In a further embodiment of the present invention, a method of selecting a mixture of the fiber modified layer is provided. A mixture, such as that described herein, is selected for fabricating the fiber modified layer according to one or more of the tests described above.

In order to further illustrate the present invention, the following example is given. However, it is to be understood that the example is for illustrative purposes only and are not to be construed as limiting the scope of the subject invention:

EXAMPLE

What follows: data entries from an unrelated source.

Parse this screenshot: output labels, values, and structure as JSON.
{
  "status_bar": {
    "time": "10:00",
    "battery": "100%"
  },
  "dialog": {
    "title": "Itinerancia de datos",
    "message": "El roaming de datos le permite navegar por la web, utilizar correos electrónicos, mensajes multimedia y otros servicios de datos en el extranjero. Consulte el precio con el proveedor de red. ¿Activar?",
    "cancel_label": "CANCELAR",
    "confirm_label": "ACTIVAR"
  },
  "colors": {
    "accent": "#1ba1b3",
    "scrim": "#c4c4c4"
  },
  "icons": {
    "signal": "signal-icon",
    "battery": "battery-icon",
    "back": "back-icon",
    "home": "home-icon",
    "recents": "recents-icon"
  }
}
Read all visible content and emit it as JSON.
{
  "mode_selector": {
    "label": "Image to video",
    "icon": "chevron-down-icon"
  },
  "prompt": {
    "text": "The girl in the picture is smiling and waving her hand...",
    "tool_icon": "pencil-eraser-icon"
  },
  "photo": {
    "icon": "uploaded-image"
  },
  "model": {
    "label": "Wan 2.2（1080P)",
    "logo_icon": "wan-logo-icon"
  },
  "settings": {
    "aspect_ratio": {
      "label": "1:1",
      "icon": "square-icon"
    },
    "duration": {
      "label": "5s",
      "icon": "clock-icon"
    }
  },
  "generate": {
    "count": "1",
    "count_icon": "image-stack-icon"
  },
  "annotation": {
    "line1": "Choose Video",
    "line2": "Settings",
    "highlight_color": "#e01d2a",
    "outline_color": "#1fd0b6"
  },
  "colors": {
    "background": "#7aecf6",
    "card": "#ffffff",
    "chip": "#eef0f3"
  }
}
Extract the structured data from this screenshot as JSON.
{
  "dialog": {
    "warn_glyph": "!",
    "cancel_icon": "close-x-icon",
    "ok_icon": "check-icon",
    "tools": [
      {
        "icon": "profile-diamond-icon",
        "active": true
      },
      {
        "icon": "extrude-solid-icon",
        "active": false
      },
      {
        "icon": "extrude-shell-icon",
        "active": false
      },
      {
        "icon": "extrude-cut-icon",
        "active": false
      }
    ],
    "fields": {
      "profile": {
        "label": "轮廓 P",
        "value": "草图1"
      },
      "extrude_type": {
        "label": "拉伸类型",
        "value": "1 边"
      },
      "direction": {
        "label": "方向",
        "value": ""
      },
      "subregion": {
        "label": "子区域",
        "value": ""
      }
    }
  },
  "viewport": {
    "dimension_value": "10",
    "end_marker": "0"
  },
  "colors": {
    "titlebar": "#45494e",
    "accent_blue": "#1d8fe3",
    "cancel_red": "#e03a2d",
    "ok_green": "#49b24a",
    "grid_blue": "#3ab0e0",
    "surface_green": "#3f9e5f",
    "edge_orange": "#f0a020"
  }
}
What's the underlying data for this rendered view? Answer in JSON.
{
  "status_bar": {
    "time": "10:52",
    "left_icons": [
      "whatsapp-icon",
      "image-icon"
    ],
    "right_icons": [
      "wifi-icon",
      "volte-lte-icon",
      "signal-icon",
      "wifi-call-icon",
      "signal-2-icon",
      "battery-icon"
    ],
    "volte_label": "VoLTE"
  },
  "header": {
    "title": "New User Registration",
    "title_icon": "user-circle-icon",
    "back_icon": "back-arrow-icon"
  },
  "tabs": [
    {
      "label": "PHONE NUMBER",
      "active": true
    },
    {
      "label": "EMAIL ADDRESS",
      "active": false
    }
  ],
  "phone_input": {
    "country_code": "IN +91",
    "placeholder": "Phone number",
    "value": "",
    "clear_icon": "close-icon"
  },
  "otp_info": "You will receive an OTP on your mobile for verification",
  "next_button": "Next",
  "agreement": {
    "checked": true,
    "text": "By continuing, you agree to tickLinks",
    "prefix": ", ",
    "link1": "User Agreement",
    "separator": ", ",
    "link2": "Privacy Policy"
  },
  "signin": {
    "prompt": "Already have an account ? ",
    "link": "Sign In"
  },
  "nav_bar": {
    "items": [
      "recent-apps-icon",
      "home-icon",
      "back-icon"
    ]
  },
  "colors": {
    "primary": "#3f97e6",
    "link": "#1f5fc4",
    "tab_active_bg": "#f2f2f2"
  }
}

The binder was an asphalt emulsion using a base asphalt of PG64-22, Ralumac® slurry mixture chemistry at a suitable pH and about 3.75% natural latex based on the weight of the asphalt.

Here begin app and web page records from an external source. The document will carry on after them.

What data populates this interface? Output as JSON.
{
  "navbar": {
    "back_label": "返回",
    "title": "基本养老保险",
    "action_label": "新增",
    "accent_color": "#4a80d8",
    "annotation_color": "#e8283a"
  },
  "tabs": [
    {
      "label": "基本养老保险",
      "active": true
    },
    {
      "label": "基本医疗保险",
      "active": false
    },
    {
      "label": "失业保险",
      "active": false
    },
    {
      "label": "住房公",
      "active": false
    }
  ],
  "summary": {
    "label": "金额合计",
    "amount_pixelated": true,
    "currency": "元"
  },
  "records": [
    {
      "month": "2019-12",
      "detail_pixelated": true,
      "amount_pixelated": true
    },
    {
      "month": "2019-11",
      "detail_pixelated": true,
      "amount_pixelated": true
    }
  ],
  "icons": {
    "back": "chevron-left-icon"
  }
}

The aggregate was a chat aggregate from Bingham Sand and Gravel (Joplin, Mo.) substantially conforming to a ISSA type III gradation. The mineral filler was Portland cement at about 1% for all mixtures.

The fibers were Polyester fibers of 0.25-1 inch in length and various denier thicknesses.

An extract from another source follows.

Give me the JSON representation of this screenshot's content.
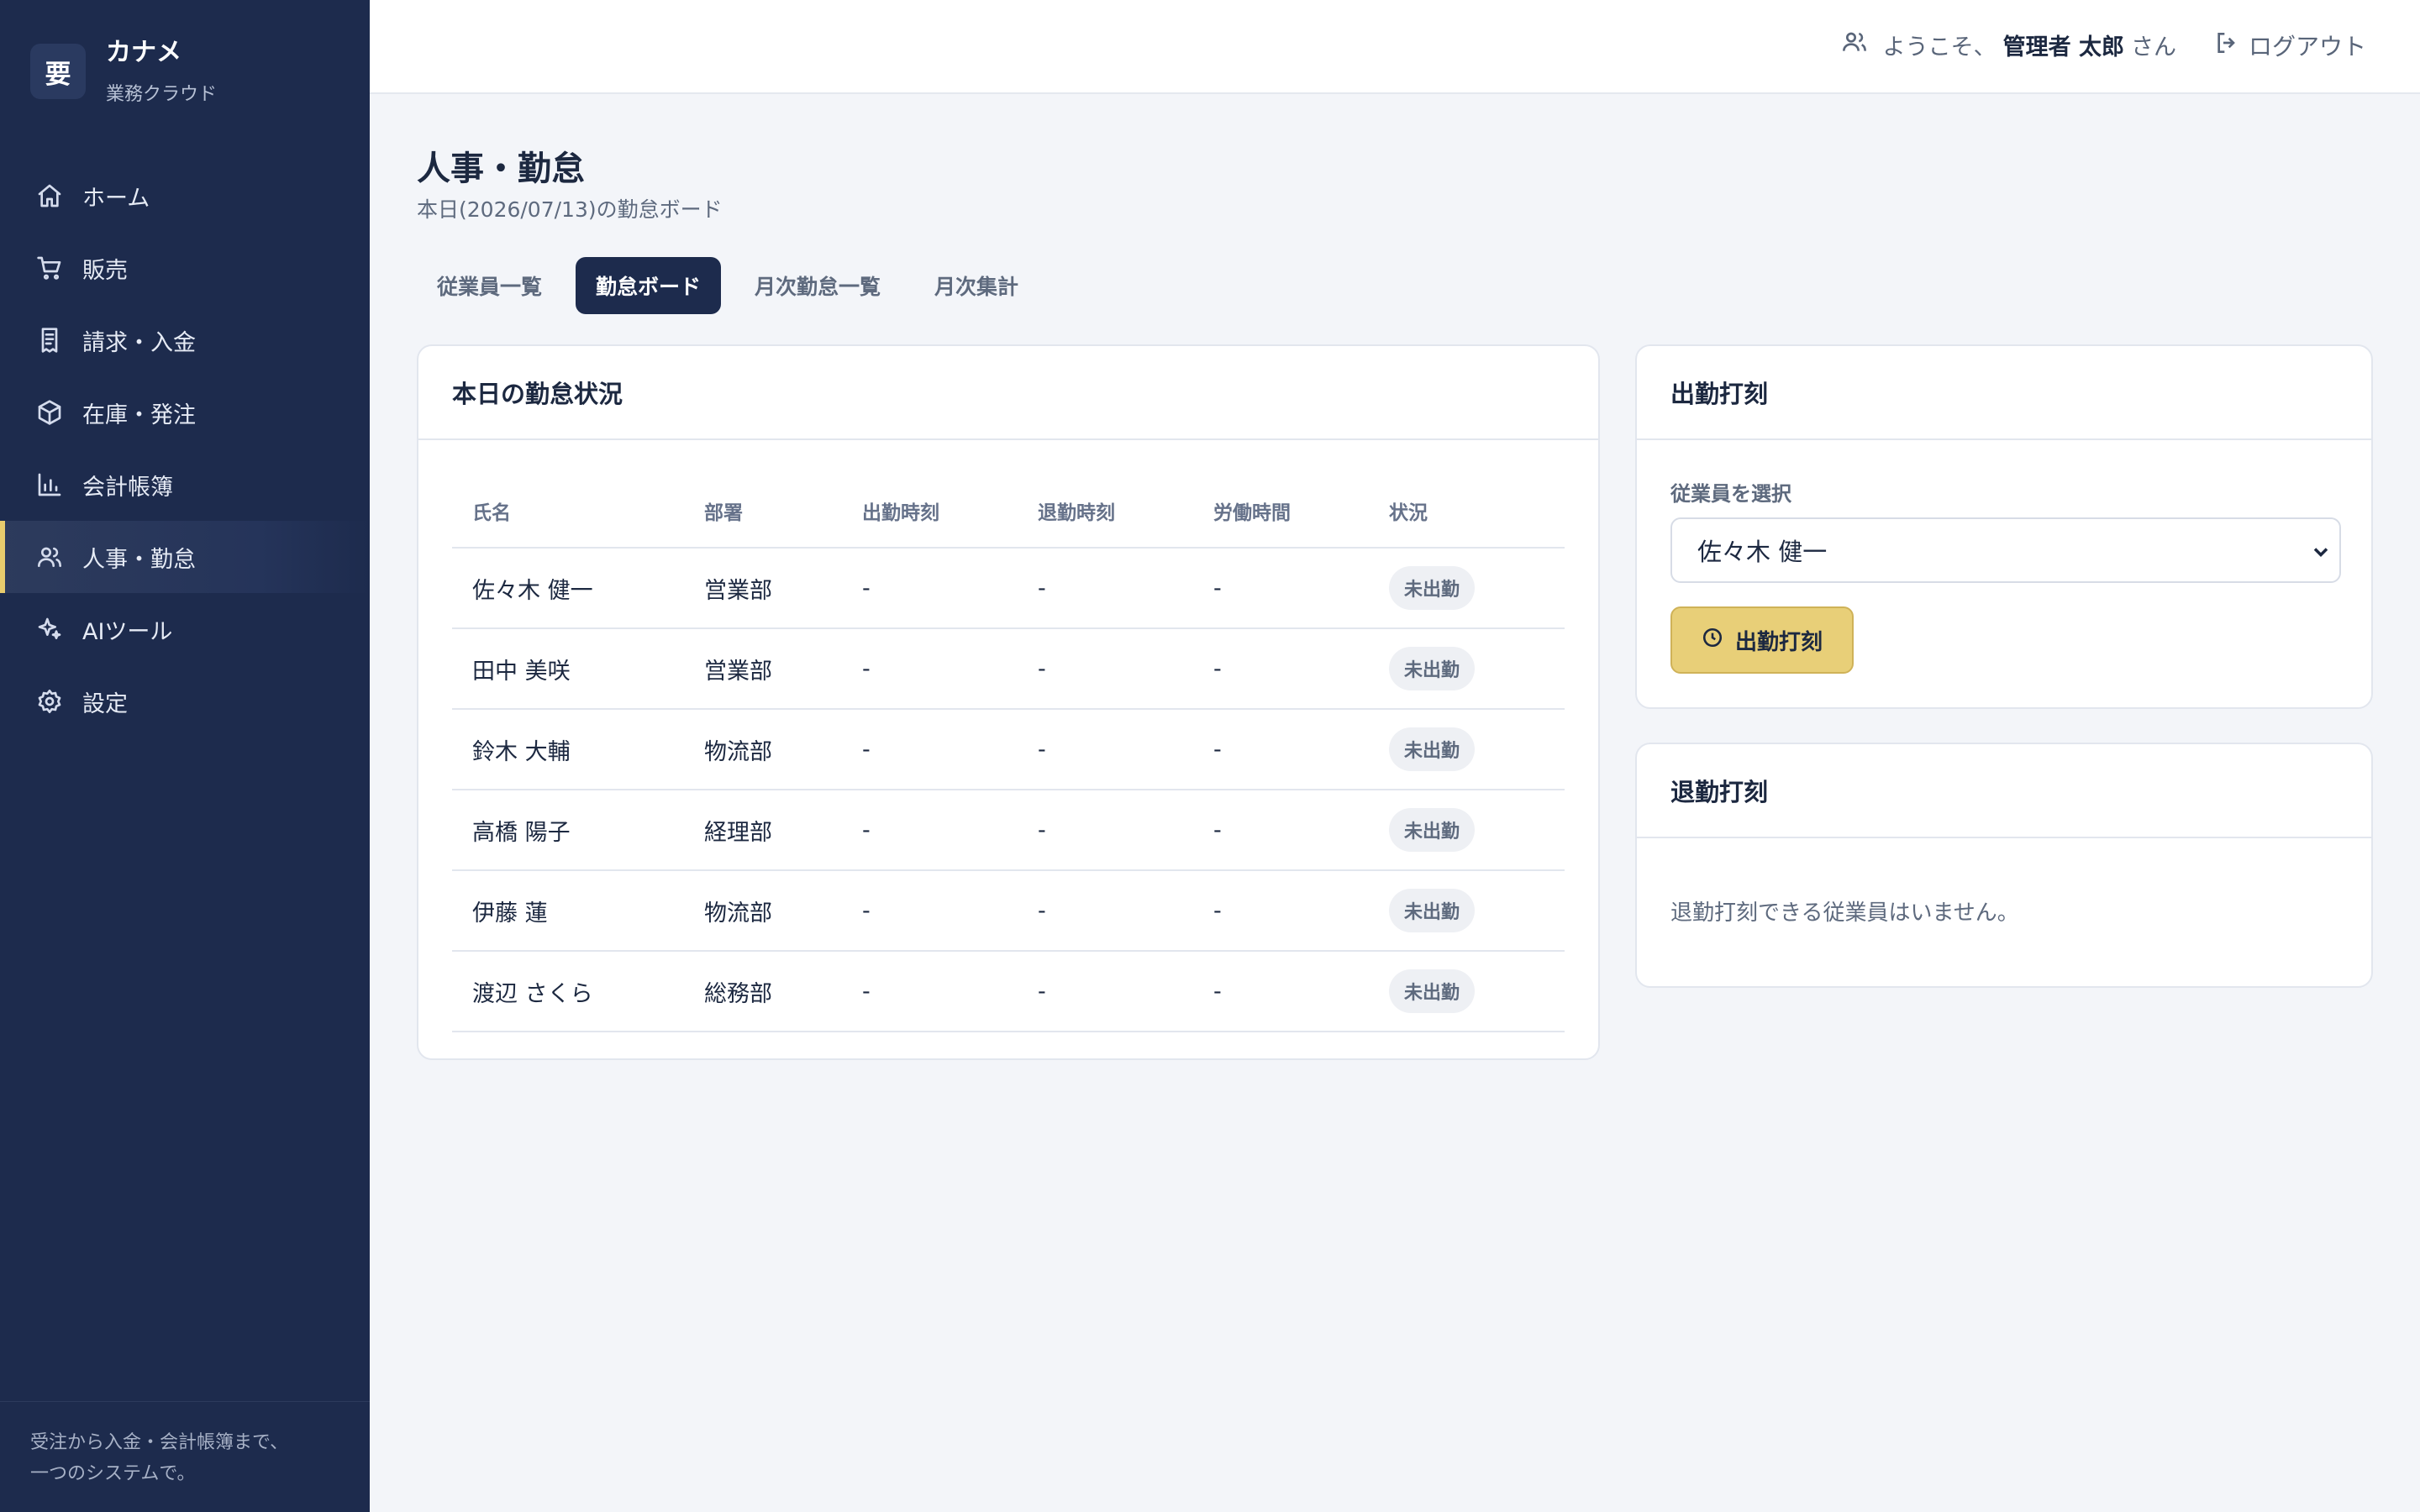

No recycled materials were utilized but a typical Ralumac control additive was used to control mixing and set times, and water was used to provide sufficient fluidity to the mixture.

The composition was produced by mixing the Portland cement together with the aggregate. The water and additives were added to the composition and sufficiently mixed. The asphalt emulsion was added to the composite at about 13% based on the weight of the mixture. Finally, polyester fibers were added and sufficiently mixed.

The resulting mixture was suitably poured into a mold of sufficient size for testing. The Texas Overlay tester was used to evaluate the samples following a variation on standard operating procedure TxDOT T-248-F. The testing included the following adjustments to the TxDOT T-248-F test procedure as promulgated by the Texas Department of Transportation in March 2007:

2. APPARATUS

2.1 Change the maximum displacement from 0.025 in to 0.05 in. Change the cycle time from 10 seconds to 60 seconds.

2.2 Delete

2.4 Delete

4 SPECIMENS

4.1 Replace with: “Laboratory Molded Specimens—Prepare specimens according to ISSA TB-100 and TB-147. Specimens size should be 6 in. long by 3 in. wide by 0.5 in. tall”

4.2 Delete

5 PROCEDURE

5.1 Delete

5.2 Delete

5.3 Delete the last paragraph

5.6 Change the constant temperature from 77±3° F. to 41±2° F. Replace the third paragraph with: “Start the test by enabling the start button in the program. Perform testing until the maximum load measured is less than 10 pounds. If that is not reach, run test to 1,200 cycles.”

6 REPORT

6.1 Delete “Percent decline in load”

The foregoing procedure is hereinafter referred to as the “Modified TxDOT-248-F” procedure. The following samples were tested using the Modified TxDOT T-248-F procedure:

Sample A—control sample with 0% fibers

Sample B—0.05% based on the weight of the aggregate 0.25 inch fibers

Sample C—0.10% based on the weight of the aggregate 0.25 inch fibers

Sample D—0.10% based on the weight of the aggregate 0.50 inch fibers

Sample E—0.20% based on the weight of the aggregate 0.50 inch fibers

Data:

Any bituminous fiber mixture representing enhanced fatigue or crack resistance relative to the control is considered an object of this invention. Preferably, the Modified Texas Overlay Test is utilized and any bituminous fiber mixture exhibiting 3 or greater cycles to failure is considered to have improved fatigue or crack resistance of the mixture; most preferably is any bituminous fiber mixture exhibiting 5 or greater cycles to failure

From the above description, it is clear that the present invention is well adapted to carry out the objects and to attain the advantages mentioned herein as well as those inherent in the invention. While presently preferred embodiments of the invention have been described for purposes of this disclosure, it will be understood that numerous changes may be made which will readily suggest themselves to those skilled in the art and which are accomplished within the spirit of the invention disclosed and claimed.